Your instructions - A single number is all that's needed: how many lines in the data contain the string "with".

─── Record extracts ───

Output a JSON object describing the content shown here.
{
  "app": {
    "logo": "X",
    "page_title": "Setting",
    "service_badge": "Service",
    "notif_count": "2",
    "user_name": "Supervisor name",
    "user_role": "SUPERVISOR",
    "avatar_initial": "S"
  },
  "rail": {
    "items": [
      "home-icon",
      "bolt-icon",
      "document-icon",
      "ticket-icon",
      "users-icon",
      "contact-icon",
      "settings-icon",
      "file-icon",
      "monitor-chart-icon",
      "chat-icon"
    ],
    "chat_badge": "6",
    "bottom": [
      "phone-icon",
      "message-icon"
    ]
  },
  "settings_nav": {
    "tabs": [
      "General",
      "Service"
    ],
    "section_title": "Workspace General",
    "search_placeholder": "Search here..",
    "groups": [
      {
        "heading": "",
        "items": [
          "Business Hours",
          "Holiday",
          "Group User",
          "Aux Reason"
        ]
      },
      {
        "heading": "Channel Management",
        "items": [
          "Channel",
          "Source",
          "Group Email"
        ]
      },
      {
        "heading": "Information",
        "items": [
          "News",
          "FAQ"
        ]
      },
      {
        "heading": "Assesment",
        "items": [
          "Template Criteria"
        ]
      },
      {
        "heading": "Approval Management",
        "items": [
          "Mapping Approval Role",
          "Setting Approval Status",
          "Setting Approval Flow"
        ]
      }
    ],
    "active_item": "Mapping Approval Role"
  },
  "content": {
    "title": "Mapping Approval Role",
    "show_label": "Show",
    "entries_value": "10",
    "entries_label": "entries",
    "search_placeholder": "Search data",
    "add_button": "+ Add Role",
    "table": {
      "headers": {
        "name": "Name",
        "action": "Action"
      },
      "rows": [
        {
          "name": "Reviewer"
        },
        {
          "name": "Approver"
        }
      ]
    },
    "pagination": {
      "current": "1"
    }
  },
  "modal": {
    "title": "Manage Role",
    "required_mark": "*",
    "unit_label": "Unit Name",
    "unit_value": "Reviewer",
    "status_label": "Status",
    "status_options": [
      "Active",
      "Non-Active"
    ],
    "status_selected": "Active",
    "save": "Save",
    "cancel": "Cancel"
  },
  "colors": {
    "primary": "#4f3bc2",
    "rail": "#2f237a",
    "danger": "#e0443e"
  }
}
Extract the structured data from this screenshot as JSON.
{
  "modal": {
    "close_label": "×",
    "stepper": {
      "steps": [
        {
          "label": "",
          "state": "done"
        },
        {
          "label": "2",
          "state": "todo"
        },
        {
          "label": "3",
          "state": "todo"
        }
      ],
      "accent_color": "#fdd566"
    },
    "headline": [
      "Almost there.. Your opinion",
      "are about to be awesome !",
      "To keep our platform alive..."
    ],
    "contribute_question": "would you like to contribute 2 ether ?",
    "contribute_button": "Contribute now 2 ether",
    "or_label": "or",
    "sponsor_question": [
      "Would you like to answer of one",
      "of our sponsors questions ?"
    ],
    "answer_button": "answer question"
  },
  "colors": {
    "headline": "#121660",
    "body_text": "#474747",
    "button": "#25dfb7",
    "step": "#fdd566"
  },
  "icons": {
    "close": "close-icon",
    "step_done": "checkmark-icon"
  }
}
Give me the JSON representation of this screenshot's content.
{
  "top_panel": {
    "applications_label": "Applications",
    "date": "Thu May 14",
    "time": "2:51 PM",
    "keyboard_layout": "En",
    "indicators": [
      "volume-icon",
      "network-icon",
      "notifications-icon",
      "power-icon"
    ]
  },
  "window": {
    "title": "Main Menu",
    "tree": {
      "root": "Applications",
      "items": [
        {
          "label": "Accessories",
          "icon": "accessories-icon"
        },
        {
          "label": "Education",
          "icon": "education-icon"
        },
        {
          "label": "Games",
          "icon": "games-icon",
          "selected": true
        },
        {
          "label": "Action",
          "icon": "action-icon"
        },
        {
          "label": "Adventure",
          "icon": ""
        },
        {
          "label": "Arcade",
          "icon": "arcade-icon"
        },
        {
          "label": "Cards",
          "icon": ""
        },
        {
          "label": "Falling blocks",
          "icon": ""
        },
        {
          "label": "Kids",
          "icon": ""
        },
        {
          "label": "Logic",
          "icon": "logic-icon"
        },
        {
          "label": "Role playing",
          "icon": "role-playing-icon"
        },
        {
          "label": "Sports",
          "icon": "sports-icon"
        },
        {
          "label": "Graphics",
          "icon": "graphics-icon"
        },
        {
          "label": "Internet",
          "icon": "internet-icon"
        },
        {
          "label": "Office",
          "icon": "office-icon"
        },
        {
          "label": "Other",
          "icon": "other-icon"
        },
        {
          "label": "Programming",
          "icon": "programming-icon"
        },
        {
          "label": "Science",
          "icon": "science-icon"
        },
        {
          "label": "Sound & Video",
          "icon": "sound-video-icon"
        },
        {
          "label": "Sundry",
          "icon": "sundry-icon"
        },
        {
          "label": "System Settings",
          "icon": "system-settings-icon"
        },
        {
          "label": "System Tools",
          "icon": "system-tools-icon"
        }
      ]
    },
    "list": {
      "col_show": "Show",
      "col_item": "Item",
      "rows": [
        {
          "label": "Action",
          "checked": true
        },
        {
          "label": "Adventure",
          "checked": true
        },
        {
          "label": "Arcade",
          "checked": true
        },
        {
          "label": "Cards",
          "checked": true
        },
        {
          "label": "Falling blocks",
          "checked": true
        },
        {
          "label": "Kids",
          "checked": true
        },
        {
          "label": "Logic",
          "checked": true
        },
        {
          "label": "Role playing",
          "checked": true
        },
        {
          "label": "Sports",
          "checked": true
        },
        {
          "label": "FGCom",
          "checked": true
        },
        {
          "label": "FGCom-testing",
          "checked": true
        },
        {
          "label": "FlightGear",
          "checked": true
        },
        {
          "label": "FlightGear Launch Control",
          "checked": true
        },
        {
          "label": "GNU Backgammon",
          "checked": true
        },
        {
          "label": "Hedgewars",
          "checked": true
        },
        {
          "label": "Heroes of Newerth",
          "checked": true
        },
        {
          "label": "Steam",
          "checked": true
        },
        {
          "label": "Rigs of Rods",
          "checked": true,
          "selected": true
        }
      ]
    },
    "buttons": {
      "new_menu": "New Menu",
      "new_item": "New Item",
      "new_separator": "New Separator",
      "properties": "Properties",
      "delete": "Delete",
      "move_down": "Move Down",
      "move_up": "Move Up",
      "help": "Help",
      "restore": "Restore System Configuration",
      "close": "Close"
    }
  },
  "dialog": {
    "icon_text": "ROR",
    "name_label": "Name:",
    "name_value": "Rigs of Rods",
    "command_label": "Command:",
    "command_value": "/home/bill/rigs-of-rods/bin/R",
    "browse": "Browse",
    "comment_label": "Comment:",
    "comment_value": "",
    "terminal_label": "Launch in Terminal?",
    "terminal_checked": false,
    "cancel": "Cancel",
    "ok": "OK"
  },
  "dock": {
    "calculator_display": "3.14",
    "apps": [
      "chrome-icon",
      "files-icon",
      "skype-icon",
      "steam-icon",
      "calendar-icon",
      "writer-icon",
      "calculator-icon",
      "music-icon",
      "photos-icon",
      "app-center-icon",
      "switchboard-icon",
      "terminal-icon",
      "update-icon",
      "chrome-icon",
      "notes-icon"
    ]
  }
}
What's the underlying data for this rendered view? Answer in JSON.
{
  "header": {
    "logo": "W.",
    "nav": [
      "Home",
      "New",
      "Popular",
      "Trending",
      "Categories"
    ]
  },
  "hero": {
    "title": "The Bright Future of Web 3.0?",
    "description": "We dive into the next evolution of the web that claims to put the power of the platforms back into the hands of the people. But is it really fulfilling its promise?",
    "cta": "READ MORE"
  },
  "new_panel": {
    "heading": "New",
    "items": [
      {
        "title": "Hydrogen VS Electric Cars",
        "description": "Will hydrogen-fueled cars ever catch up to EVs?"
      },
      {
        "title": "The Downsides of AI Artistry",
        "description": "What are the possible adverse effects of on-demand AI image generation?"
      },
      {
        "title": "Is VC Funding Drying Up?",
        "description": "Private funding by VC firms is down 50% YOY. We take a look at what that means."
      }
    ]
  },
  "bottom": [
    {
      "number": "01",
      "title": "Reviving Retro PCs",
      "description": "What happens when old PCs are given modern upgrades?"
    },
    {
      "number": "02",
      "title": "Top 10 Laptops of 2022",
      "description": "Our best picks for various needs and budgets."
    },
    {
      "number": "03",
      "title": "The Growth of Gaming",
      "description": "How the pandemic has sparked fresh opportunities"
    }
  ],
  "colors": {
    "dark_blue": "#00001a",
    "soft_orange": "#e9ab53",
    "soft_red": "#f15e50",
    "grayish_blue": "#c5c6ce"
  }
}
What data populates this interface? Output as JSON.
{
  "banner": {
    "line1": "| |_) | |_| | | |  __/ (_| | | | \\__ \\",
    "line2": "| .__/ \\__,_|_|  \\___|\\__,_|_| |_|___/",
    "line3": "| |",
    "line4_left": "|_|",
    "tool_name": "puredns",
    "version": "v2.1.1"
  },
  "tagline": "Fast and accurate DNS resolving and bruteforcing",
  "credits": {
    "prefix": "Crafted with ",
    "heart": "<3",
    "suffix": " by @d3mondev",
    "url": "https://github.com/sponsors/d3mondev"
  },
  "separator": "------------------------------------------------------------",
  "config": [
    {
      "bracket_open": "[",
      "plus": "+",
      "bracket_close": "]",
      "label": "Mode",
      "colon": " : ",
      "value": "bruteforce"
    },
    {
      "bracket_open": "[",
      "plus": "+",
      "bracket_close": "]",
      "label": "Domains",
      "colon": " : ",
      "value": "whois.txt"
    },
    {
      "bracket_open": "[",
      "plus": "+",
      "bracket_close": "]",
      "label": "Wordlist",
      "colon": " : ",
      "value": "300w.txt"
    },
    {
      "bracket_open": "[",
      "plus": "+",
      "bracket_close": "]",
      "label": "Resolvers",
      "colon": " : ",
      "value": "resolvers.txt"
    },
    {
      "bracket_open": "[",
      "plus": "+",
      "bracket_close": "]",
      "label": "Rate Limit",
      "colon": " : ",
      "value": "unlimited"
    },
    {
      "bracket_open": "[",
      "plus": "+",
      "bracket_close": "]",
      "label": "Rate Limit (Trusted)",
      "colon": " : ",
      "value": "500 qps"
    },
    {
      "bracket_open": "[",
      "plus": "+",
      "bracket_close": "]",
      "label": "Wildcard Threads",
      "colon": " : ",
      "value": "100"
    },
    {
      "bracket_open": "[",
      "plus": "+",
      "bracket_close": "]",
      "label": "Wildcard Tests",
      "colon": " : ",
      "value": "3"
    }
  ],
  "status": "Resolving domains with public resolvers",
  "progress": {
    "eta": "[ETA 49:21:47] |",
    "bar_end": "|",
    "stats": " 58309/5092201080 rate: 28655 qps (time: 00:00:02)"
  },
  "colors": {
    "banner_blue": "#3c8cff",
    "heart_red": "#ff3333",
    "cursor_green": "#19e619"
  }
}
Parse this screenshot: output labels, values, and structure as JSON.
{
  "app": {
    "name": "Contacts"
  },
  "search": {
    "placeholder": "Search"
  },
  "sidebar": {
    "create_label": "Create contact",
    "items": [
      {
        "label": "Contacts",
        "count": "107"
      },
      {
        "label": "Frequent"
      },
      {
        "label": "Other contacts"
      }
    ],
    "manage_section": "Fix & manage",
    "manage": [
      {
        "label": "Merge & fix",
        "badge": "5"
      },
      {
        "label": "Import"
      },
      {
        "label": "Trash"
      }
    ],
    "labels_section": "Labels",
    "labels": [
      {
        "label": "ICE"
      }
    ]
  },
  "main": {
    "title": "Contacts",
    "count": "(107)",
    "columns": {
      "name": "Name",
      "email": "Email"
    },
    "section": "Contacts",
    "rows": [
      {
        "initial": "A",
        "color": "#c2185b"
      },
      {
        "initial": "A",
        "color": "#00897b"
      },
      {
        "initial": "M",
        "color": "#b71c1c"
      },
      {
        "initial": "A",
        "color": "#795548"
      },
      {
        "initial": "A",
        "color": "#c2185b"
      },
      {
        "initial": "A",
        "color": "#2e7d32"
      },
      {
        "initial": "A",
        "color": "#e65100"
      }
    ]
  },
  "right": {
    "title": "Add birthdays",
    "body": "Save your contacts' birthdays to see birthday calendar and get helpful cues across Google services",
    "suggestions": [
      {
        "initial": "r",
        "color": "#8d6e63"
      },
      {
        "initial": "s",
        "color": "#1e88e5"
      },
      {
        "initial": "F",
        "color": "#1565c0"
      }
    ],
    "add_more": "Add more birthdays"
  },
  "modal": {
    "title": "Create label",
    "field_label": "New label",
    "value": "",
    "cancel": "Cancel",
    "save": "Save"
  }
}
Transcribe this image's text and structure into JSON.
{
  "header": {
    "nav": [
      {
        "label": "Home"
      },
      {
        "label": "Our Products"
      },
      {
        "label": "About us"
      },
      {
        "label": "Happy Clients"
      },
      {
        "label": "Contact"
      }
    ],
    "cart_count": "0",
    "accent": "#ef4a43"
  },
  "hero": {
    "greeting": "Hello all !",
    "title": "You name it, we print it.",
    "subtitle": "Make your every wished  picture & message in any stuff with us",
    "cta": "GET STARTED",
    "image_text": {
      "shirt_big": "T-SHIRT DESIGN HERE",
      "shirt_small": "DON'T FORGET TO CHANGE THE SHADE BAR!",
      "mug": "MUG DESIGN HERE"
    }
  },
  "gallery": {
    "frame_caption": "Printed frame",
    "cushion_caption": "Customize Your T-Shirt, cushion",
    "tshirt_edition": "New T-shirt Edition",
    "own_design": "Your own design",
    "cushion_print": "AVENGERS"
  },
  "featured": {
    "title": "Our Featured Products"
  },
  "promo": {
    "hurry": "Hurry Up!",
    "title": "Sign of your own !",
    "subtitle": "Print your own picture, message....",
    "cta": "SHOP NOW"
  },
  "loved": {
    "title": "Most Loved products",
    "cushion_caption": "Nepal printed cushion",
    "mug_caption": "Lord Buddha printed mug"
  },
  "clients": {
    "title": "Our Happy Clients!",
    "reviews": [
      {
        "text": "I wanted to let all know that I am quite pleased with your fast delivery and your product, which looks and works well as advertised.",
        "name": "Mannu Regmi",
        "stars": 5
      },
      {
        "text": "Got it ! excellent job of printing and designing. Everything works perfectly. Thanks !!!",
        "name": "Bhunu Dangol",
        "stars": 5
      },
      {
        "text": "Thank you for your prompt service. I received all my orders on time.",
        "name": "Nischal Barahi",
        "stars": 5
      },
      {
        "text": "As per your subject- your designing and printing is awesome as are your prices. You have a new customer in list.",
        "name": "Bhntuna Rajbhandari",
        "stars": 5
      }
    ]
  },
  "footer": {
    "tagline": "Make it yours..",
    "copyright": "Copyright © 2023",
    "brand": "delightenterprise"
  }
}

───

Solution to the exercise - 4